Hip replacements, cataract surgery and tonsil removal are among operations now being rationed in a bid to save the NHS money.
Two-thirds of health trusts in England are rationing treatments for “non-urgent” conditions as part of the drive to reduce costs in the NHS by ¬£20bn over the next four years. One in three primary-care trusts (PCTs) has expanded the list of procedures it will restrict funding to in the past 12 months.
Examples of the rationing now being used include:
* Hip and knee replacements only being allowed where patients are in severe pain. Overweight patients will be made to lose weight before being considered for an operation.
* Cataract operations being withheld from patients until their sight problems “substantially” affect their ability to work.

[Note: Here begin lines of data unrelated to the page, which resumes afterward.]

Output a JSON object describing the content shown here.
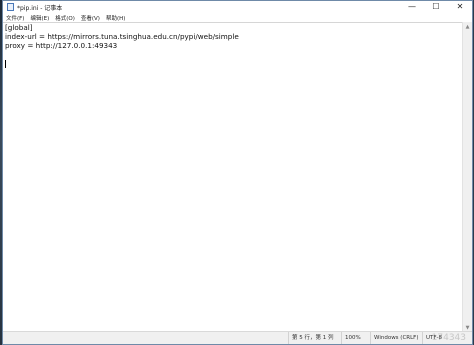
{
  "window": {
    "title": "*pip.ini - 记事本",
    "controls": {
      "minimize": "—",
      "maximize": "☐",
      "close": "✕"
    }
  },
  "menu": [
    "文件(F)",
    "编辑(E)",
    "格式(O)",
    "查看(V)",
    "帮助(H)"
  ],
  "editor": {
    "lines": [
      "[global]",
      "index-url = https://mirrors.tuna.tsinghua.edu.cn/pypi/web/simple",
      "proxy = http://127.0.0.1:49343"
    ]
  },
  "status": {
    "position": "第 5 行，第 1 列",
    "zoom": "100%",
    "line_ending": "Windows (CRLF)",
    "encoding": "UTF-8"
  },
  "watermark": "174343"
}
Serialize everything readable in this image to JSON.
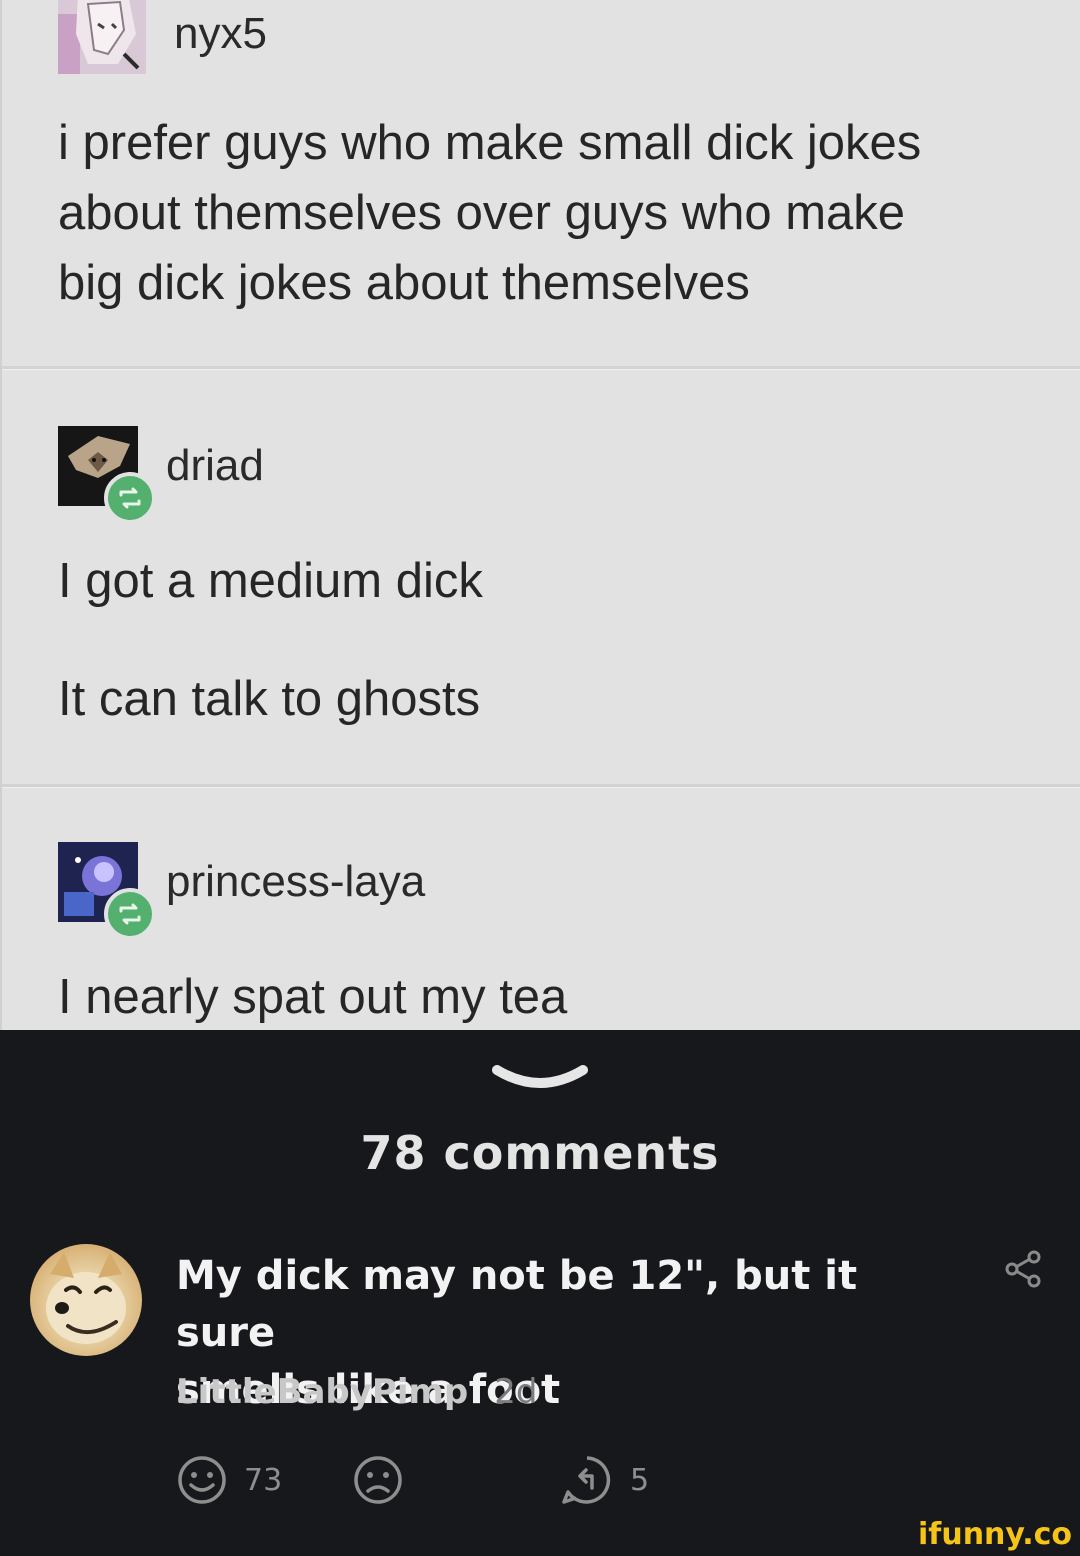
{
  "posts": [
    {
      "username": "nyx5",
      "lines": [
        "i prefer guys who make small dick jokes",
        "about themselves over guys who make",
        "big dick jokes about themselves"
      ]
    },
    {
      "username": "driad",
      "lines": [
        "I got a medium dick",
        "It can talk to ghosts"
      ]
    },
    {
      "username": "princess-laya",
      "lines": [
        "I nearly spat out my tea"
      ]
    }
  ],
  "comments_header": "78 comments",
  "comment": {
    "text_line1": "My dick may not be 12\", but it sure",
    "text_line2": "smells like a foot",
    "author": "LittleBabyPimp",
    "time": "2d",
    "smiles": "73",
    "replies": "5"
  },
  "watermark": "ifunny.co",
  "colors": {
    "screenshot_bg": "#e2e2e2",
    "dark_bg": "#17181c",
    "reblog_green": "#53b06f",
    "watermark_yellow": "#f6c416"
  }
}
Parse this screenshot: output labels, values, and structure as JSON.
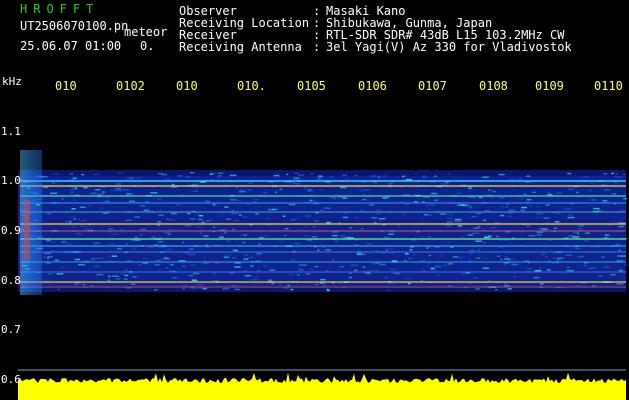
{
  "header": {
    "app_title": "HROFFT",
    "file_name": "UT2506070100.pn",
    "meteor_label": "meteor",
    "date_time": "25.06.07 01:00",
    "extra_value": "0.",
    "info": [
      {
        "label": "Observer",
        "value": "Masaki Kano"
      },
      {
        "label": "Receiving Location",
        "value": "Shibukawa, Gunma, Japan"
      },
      {
        "label": "Receiver",
        "value": "RTL-SDR SDR# 43dB L15 103.2MHz CW"
      },
      {
        "label": "Receiving Antenna",
        "value": "3el Yagi(V) Az 330 for Vladivostok"
      }
    ]
  },
  "axes": {
    "unit_label": "kHz",
    "y_ticks": [
      "1.1",
      "1.0",
      "0.9",
      "0.8",
      "0.7",
      "0.6"
    ],
    "x_ticks": [
      "010",
      "0102",
      "010",
      "010.",
      "0105",
      "0106",
      "0107",
      "0108",
      "0109",
      "0110"
    ]
  },
  "colors": {
    "title": "#1fd21f",
    "tick": "#ffff66",
    "trace": "#ffff00",
    "background": "#000000"
  }
}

* Patients with varicose veins only being operated on if they are suffering “chronic continuous pain”, ulceration or bleeding.
* Tonsillectomy (removing tonsils) only to be carried out in children if they have had seven bouts of tonsillitis in the previous year.
This article was posted: Thursday, July 28, 2011 at 6:58 am